Bulgarian Officials Detained For Selling Passports In Return For Bitcoin
Regulators in Bulgaria have cracked down on the illegal offering of international passports to residents of certain East European countries in return for Bitcoin. Residents of Bulgaria, Ukraine, Moldova, as well as Macedonia have been supposedly active in the execution of such illegal actions.
Those who were detained by the Prosecutor’s General Office include Philip Haralampiev of Bulgarian State Agency for Bulgarians’ matters abroad, Krasimir Tomov, General Secretary, and Mark Stoyov, member of the actual agency.
Proving the apprehension of these authorities, the Chief Prosecutor of the Condition Ivan Geshev stated:
“Peter Haralampiev, Krasimir Tomov, and Mark Stoyov have been arrested for fraud with the issuance of Bulgarian passports to Ukrainian, Moldovan and Macedonian citizens.”

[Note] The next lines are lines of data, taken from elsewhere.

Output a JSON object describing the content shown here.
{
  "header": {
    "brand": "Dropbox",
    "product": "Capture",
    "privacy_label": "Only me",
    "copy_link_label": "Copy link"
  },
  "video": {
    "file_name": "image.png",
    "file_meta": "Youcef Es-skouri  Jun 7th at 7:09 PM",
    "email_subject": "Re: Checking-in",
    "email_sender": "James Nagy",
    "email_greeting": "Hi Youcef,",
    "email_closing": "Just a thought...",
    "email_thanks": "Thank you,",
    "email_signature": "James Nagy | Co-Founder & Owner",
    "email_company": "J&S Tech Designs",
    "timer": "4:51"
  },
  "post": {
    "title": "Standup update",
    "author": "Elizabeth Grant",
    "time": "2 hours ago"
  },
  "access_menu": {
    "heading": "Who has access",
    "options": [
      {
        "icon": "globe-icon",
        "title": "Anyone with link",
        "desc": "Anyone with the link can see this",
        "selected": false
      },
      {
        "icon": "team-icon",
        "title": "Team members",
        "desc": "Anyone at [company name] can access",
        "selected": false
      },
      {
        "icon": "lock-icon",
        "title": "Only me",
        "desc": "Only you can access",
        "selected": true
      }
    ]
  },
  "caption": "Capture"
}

As the legal advisors of the charged officials have dismissed claims of their own clients’ association in the receipt of unauthorized payments, the particular Prosecutor General asserts they have documents to prove the mechanism was aided with a crypto currency as the means of payment.
The scandal has placed the government in a bad lighting but the Vice Prime Minister of Bulgaria Valeri Simeonov argues that he has no intention to resign despite the level of corruption in the organization.
Apart from the participation of government representatives in this act, which is liable to be punished by the law, 20 people were recently jailed within Bulgaria for selling the country’s passport to eager citizens of Ukraine, Moldova, and Macedonia. The suspects supposedly received close to $5-6 thousand for a single passport.
Bulgaria became a European Union (EU) Member in 2007. The EU passport allows citizens of other EU Member States with little or no restrictions to travel and live within EU territories. Many illegal immigrants who want papers to enter EU countries use the sale of forged passports. In 2016, Europol tackled an underground union in Greece with a branch in the Czech Republic.
Five of its operators were Ukrainians and other group leaders were Sudanese and Bangladeshi citizens. These criminals specialized in the sale of fake Schengen visas, driver’s licenses and residence permits. The fee for obtaining forged documents depends on the individual’s region. Immigrants from Africa, the Middle East and Asia could get their passports between GBP 3,000 and GBP 3,500, while Europeans could pay up to GBP 8,000.